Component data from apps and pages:
▬▬▬▬▬▬▬▬▬▬
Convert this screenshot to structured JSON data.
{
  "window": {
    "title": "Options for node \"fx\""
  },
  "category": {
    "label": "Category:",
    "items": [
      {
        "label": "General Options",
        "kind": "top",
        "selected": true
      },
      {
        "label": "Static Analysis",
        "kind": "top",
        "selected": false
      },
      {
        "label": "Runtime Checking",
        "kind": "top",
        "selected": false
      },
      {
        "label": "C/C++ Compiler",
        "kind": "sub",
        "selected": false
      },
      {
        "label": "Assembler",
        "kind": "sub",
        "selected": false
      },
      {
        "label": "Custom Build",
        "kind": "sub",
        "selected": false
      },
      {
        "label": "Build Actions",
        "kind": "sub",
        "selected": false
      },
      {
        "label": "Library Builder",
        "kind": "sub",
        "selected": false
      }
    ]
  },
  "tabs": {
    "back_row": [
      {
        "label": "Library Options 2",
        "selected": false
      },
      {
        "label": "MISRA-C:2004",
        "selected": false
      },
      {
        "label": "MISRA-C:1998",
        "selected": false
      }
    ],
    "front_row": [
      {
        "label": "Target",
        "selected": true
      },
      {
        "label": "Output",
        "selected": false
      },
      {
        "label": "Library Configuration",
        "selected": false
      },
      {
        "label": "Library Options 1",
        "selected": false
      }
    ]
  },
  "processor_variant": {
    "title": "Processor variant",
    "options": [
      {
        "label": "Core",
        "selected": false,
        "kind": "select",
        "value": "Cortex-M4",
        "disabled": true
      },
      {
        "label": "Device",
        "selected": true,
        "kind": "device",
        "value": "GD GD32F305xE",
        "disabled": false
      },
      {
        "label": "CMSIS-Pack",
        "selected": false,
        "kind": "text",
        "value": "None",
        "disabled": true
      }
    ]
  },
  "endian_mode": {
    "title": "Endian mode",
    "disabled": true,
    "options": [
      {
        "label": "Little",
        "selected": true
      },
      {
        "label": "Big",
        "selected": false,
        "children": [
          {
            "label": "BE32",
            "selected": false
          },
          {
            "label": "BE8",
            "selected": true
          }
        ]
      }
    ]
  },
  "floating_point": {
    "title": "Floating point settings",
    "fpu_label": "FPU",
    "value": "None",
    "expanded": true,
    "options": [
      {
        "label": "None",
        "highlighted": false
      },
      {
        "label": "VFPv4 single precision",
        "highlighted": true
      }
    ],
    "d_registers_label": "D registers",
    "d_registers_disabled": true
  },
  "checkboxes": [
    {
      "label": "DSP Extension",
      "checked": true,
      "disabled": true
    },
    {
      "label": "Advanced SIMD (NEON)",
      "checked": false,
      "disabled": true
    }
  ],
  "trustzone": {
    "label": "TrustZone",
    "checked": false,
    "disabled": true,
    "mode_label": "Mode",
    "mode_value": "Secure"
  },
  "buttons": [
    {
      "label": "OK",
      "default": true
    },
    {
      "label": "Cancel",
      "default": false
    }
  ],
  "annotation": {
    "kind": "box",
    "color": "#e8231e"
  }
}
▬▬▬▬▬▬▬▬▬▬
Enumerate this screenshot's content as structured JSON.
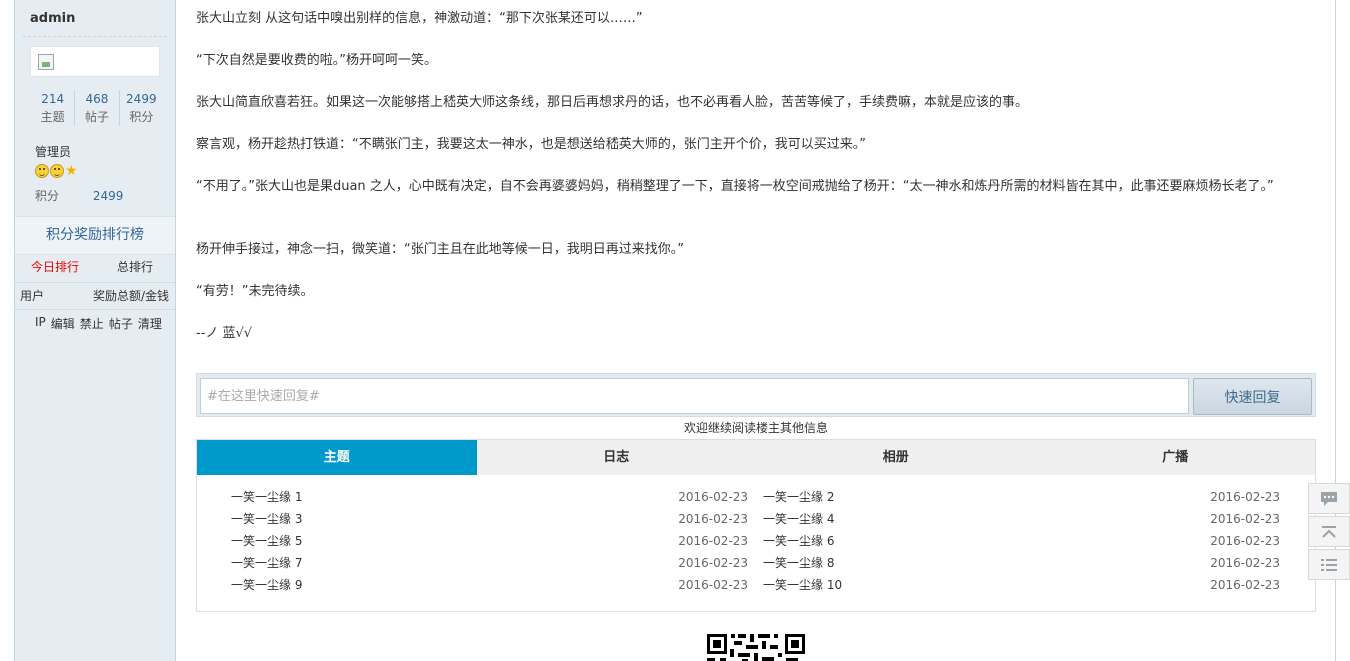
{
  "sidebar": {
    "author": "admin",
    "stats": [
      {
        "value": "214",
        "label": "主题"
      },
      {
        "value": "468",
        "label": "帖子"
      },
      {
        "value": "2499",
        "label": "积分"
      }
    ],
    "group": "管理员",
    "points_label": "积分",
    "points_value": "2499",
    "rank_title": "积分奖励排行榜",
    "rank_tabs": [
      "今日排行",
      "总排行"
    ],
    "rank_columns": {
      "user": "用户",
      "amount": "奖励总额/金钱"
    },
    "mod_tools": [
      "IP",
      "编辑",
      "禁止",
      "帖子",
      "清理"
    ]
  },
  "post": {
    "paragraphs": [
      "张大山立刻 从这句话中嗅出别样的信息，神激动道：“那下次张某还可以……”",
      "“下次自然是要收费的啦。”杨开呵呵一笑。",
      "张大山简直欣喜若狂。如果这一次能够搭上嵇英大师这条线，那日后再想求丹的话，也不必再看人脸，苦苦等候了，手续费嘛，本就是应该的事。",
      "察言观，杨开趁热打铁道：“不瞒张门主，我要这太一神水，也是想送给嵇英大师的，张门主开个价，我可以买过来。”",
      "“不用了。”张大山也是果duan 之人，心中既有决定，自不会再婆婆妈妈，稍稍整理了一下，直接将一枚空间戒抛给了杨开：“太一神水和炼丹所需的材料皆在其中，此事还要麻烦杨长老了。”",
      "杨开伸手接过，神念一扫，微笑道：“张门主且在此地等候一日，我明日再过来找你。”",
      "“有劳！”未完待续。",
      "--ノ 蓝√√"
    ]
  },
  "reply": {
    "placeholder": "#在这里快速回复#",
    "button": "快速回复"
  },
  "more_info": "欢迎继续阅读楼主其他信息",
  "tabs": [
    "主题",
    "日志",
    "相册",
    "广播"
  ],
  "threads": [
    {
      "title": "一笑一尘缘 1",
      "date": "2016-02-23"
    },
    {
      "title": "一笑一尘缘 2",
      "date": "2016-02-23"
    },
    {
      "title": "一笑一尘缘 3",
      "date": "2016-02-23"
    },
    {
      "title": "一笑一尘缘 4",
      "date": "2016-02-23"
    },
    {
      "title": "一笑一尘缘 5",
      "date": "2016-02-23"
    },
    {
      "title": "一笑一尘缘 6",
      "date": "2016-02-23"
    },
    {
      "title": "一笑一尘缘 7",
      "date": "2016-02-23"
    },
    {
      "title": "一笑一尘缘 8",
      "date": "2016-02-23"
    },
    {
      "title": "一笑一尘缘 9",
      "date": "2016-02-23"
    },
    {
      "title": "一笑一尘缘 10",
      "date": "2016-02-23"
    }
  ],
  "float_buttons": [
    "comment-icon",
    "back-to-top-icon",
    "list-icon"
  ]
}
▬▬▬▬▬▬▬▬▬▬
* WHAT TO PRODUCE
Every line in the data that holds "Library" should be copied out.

* EXERCISE RESULT
        "label": "Library Builder",
        "label": "Library Options 2",
        "label": "Library Configuration",
        "label": "Library Options 1",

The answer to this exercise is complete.